• How to complete this task
The entries below are to be copied exactly, with every picture left out.

Segment Start: Provided material

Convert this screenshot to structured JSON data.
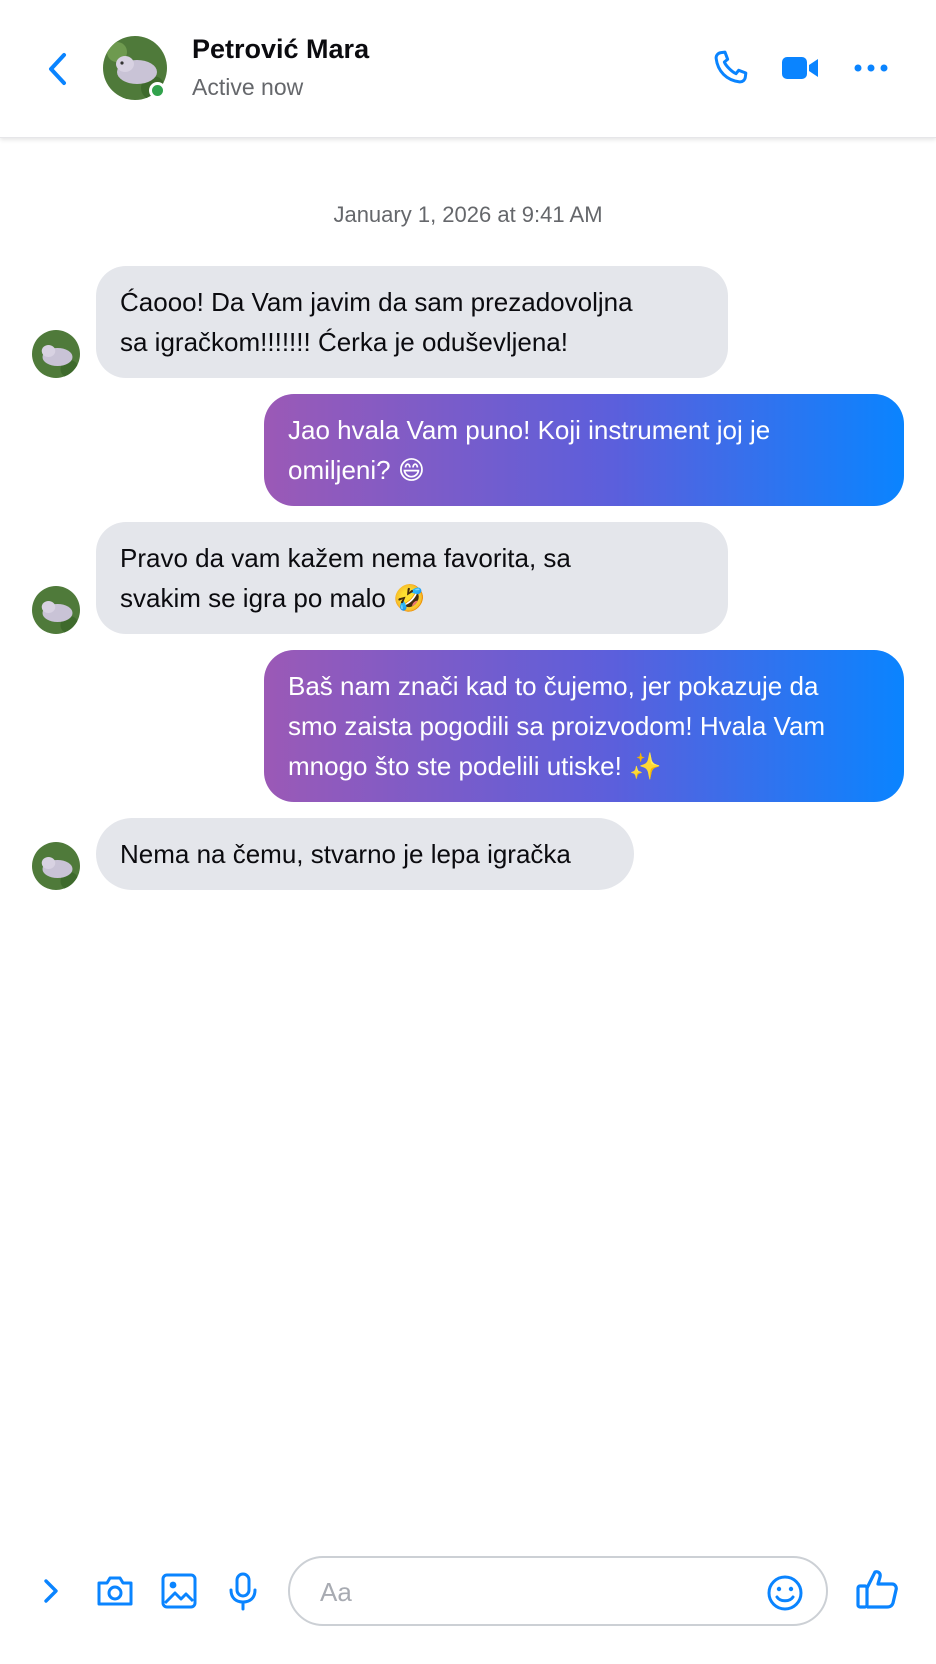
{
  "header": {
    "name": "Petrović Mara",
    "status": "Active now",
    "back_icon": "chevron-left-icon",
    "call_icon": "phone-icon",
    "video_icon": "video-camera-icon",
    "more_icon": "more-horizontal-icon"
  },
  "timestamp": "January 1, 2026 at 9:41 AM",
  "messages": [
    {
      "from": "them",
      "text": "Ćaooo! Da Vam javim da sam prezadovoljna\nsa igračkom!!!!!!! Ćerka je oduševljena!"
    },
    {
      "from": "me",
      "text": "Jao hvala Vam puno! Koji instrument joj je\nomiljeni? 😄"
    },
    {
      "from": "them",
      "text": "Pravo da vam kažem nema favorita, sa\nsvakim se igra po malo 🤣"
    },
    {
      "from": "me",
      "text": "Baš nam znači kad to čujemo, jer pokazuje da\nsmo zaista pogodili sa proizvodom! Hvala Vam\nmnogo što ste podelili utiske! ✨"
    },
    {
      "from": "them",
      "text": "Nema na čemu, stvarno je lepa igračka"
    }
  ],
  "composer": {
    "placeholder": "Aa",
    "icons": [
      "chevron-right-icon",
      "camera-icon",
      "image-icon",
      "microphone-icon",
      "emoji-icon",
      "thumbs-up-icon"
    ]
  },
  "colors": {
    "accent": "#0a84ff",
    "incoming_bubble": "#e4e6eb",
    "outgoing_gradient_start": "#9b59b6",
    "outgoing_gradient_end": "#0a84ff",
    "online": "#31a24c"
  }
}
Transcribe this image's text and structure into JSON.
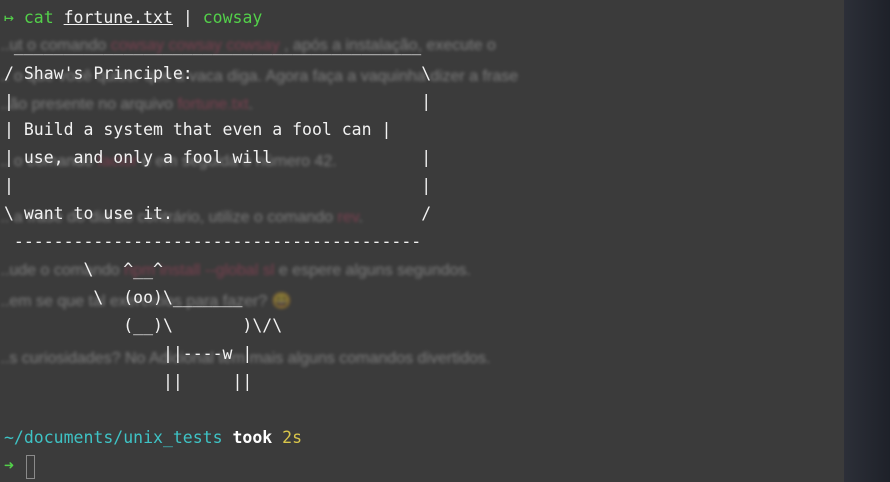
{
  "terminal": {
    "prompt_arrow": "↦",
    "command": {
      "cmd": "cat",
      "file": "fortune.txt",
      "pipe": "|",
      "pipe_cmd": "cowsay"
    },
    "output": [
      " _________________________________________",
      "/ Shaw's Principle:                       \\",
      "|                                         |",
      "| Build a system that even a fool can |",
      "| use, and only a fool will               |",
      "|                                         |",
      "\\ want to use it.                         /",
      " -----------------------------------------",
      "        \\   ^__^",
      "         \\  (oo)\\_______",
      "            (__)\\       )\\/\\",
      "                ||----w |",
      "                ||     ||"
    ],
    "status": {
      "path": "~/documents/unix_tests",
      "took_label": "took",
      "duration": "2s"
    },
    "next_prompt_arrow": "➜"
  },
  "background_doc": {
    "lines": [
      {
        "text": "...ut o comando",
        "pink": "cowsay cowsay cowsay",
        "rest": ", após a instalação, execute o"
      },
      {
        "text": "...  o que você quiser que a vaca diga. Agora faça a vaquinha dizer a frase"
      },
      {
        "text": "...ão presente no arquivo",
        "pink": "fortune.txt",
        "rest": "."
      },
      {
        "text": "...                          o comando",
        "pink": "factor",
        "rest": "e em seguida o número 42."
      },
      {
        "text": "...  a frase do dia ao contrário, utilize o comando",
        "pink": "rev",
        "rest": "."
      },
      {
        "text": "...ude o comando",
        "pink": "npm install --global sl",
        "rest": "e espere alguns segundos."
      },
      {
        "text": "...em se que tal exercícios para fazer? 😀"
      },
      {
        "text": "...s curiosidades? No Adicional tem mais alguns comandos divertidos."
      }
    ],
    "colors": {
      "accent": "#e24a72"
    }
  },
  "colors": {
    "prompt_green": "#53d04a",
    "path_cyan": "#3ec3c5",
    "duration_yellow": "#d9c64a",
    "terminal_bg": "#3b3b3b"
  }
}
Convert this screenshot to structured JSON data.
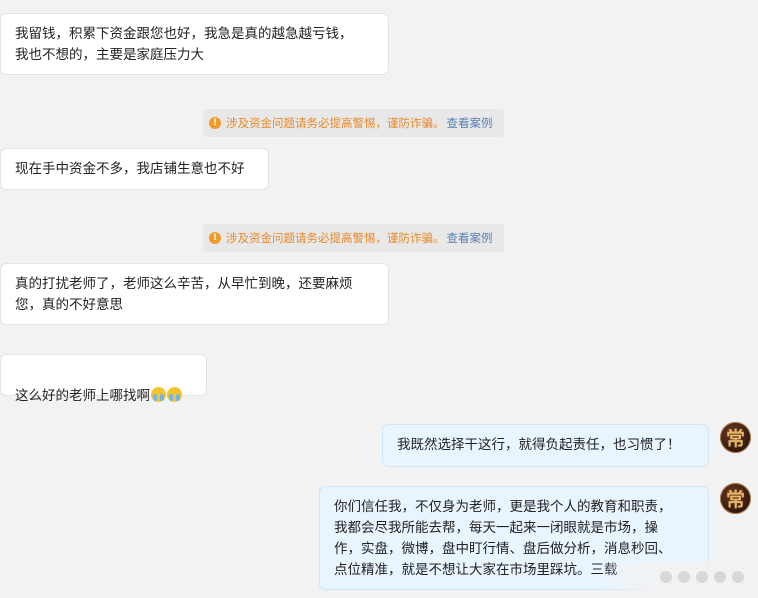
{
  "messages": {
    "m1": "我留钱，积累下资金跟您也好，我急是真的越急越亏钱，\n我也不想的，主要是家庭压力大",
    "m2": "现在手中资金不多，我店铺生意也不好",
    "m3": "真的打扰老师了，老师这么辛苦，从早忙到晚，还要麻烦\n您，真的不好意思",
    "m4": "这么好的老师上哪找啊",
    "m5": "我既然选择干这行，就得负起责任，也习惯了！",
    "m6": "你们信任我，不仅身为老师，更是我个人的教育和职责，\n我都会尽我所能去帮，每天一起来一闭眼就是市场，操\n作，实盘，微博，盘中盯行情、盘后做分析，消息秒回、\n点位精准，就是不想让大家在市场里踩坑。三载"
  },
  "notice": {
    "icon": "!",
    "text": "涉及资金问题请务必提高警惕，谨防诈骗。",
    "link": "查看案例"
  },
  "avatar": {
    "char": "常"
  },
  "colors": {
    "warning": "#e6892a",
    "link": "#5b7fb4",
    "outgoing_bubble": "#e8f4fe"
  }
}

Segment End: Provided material

• Reply
Convert this screenshot to structured JSON data.
{
  "header": {
    "name": "Petrović Mara",
    "status": "Active now",
    "back_icon": "chevron-left-icon",
    "call_icon": "phone-icon",
    "video_icon": "video-camera-icon",
    "more_icon": "more-horizontal-icon"
  },
  "timestamp": "January 1, 2026 at 9:41 AM",
  "messages": [
    {
      "from": "them",
      "text": "Ćaooo! Da Vam javim da sam prezadovoljna\nsa igračkom!!!!!!! Ćerka je oduševljena!"
    },
    {
      "from": "me",
      "text": "Jao hvala Vam puno! Koji instrument joj je\nomiljeni? 😄"
    },
    {
      "from": "them",
      "text": "Pravo da vam kažem nema favorita, sa\nsvakim se igra po malo 🤣"
    },
    {
      "from": "me",
      "text": "Baš nam znači kad to čujemo, jer pokazuje da\nsmo zaista pogodili sa proizvodom! Hvala Vam\nmnogo što ste podelili utiske! ✨"
    },
    {
      "from": "them",
      "text": "Nema na čemu, stvarno je lepa igračka"
    }
  ],
  "composer": {
    "placeholder": "Aa",
    "icons": [
      "chevron-right-icon",
      "camera-icon",
      "image-icon",
      "microphone-icon",
      "emoji-icon",
      "thumbs-up-icon"
    ]
  },
  "colors": {
    "accent": "#0a84ff",
    "incoming_bubble": "#e4e6eb",
    "outgoing_gradient_start": "#9b59b6",
    "outgoing_gradient_end": "#0a84ff",
    "online": "#31a24c"
  }
}
Transcribe this image's text and structure into JSON.
{
  "terminal": {
    "prompt_arrow": "↦",
    "command": {
      "cmd": "cat",
      "file": "fortune.txt",
      "pipe": "|",
      "pipe_cmd": "cowsay"
    },
    "output": [
      " _________________________________________",
      "/ Shaw's Principle:                       \\",
      "|                                         |",
      "| Build a system that even a fool can |",
      "| use, and only a fool will               |",
      "|                                         |",
      "\\ want to use it.                         /",
      " -----------------------------------------",
      "        \\   ^__^",
      "         \\  (oo)\\_______",
      "            (__)\\       )\\/\\",
      "                ||----w |",
      "                ||     ||"
    ],
    "status": {
      "path": "~/documents/unix_tests",
      "took_label": "took",
      "duration": "2s"
    },
    "next_prompt_arrow": "➜"
  },
  "background_doc": {
    "lines": [
      {
        "text": "...ut o comando",
        "pink": "cowsay cowsay cowsay",
        "rest": ", após a instalação, execute o"
      },
      {
        "text": "...  o que você quiser que a vaca diga. Agora faça a vaquinha dizer a frase"
      },
      {
        "text": "...ão presente no arquivo",
        "pink": "fortune.txt",
        "rest": "."
      },
      {
        "text": "...                          o comando",
        "pink": "factor",
        "rest": "e em seguida o número 42."
      },
      {
        "text": "...  a frase do dia ao contrário, utilize o comando",
        "pink": "rev",
        "rest": "."
      },
      {
        "text": "...ude o comando",
        "pink": "npm install --global sl",
        "rest": "e espere alguns segundos."
      },
      {
        "text": "...em se que tal exercícios para fazer? 😀"
      },
      {
        "text": "...s curiosidades? No Adicional tem mais alguns comandos divertidos."
      }
    ],
    "colors": {
      "accent": "#e24a72"
    }
  },
  "colors": {
    "prompt_green": "#53d04a",
    "path_cyan": "#3ec3c5",
    "duration_yellow": "#d9c64a",
    "terminal_bg": "#3b3b3b"
  }
}
Convert this screenshot to structured JSON data.
{
  "messages": {
    "m1": "我留钱，积累下资金跟您也好，我急是真的越急越亏钱，\n我也不想的，主要是家庭压力大",
    "m2": "现在手中资金不多，我店铺生意也不好",
    "m3": "真的打扰老师了，老师这么辛苦，从早忙到晚，还要麻烦\n您，真的不好意思",
    "m4": "这么好的老师上哪找啊",
    "m5": "我既然选择干这行，就得负起责任，也习惯了！",
    "m6": "你们信任我，不仅身为老师，更是我个人的教育和职责，\n我都会尽我所能去帮，每天一起来一闭眼就是市场，操\n作，实盘，微博，盘中盯行情、盘后做分析，消息秒回、\n点位精准，就是不想让大家在市场里踩坑。三载"
  },
  "notice": {
    "icon": "!",
    "text": "涉及资金问题请务必提高警惕，谨防诈骗。",
    "link": "查看案例"
  },
  "avatar": {
    "char": "常"
  },
  "colors": {
    "warning": "#e6892a",
    "link": "#5b7fb4",
    "outgoing_bubble": "#e8f4fe"
  }
}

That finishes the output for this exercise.